[Opening Dataset section]

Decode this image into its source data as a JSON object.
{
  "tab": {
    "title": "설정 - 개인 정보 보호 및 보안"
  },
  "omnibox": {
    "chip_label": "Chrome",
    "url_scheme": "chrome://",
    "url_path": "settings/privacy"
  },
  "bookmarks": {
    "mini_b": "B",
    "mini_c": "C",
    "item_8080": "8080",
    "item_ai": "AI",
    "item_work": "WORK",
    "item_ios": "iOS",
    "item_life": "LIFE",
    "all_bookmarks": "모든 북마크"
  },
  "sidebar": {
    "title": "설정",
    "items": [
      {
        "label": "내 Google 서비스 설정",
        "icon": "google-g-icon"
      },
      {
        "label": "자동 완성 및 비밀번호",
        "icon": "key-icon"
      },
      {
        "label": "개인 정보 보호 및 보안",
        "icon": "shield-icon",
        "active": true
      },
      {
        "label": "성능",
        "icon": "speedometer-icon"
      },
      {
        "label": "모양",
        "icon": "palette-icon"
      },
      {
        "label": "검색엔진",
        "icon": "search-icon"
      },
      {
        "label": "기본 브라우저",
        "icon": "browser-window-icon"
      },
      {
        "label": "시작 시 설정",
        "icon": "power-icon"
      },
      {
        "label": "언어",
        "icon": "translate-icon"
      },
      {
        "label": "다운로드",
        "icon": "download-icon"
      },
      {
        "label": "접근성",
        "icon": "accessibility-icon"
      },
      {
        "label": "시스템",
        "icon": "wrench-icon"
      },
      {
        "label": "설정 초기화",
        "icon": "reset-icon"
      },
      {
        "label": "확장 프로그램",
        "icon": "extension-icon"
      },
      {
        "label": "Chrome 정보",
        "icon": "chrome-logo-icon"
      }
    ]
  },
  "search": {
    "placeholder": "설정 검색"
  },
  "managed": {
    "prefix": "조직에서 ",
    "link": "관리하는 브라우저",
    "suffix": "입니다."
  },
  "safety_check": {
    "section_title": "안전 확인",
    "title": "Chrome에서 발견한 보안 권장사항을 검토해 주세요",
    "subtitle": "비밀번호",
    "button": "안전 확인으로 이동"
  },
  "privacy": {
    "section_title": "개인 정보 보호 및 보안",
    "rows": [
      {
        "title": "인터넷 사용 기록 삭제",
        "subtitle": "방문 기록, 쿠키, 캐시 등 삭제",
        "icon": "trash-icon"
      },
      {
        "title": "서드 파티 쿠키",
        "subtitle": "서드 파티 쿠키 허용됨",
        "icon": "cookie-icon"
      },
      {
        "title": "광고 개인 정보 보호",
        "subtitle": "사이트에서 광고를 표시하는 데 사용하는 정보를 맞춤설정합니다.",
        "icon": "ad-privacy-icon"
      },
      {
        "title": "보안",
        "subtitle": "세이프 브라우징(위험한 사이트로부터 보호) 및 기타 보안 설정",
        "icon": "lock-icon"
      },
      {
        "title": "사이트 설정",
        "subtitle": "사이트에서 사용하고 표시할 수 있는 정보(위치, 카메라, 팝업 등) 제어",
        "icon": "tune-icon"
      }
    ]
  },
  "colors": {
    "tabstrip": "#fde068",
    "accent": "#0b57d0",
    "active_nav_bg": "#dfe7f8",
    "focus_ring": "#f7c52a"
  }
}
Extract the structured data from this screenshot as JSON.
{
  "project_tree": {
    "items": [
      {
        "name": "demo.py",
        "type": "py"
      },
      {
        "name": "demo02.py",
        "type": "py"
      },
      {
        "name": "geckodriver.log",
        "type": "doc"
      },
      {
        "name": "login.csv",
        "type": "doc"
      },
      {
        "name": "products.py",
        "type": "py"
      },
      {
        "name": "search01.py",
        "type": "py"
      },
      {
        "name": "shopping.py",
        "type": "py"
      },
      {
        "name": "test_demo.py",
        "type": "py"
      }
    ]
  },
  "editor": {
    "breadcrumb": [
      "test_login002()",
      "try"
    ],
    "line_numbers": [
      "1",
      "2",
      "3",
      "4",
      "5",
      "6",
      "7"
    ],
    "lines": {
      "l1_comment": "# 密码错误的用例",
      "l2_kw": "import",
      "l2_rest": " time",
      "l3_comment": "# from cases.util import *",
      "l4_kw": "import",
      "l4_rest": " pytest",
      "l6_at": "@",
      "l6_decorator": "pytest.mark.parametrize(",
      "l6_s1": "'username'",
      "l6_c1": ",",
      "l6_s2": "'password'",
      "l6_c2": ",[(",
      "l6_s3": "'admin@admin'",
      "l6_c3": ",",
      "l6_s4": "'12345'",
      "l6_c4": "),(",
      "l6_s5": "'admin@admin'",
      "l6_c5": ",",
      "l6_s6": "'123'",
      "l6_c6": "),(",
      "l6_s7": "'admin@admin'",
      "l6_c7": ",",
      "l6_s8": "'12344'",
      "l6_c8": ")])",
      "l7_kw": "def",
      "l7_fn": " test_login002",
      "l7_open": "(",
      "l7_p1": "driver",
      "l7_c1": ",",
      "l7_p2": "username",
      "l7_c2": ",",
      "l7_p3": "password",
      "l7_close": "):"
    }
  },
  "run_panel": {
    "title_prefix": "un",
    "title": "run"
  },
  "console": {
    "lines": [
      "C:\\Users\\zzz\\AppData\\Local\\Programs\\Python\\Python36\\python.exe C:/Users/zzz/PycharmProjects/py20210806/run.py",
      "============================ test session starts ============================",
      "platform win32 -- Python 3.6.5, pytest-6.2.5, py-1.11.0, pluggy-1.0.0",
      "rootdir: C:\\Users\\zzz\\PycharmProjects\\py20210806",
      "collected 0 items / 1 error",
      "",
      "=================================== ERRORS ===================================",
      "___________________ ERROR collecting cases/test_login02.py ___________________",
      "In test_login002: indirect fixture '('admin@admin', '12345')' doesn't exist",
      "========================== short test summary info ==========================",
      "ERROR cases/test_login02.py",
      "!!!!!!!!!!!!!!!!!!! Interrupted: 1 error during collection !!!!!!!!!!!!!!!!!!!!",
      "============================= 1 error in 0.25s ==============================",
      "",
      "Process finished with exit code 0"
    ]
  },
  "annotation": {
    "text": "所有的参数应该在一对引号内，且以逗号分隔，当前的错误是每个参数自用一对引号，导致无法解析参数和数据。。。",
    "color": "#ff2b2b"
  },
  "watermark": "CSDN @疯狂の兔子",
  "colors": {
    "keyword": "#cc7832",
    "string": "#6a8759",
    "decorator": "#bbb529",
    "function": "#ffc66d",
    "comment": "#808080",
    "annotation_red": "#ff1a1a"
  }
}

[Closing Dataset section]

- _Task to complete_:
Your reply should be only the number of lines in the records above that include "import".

- _Response below_:
3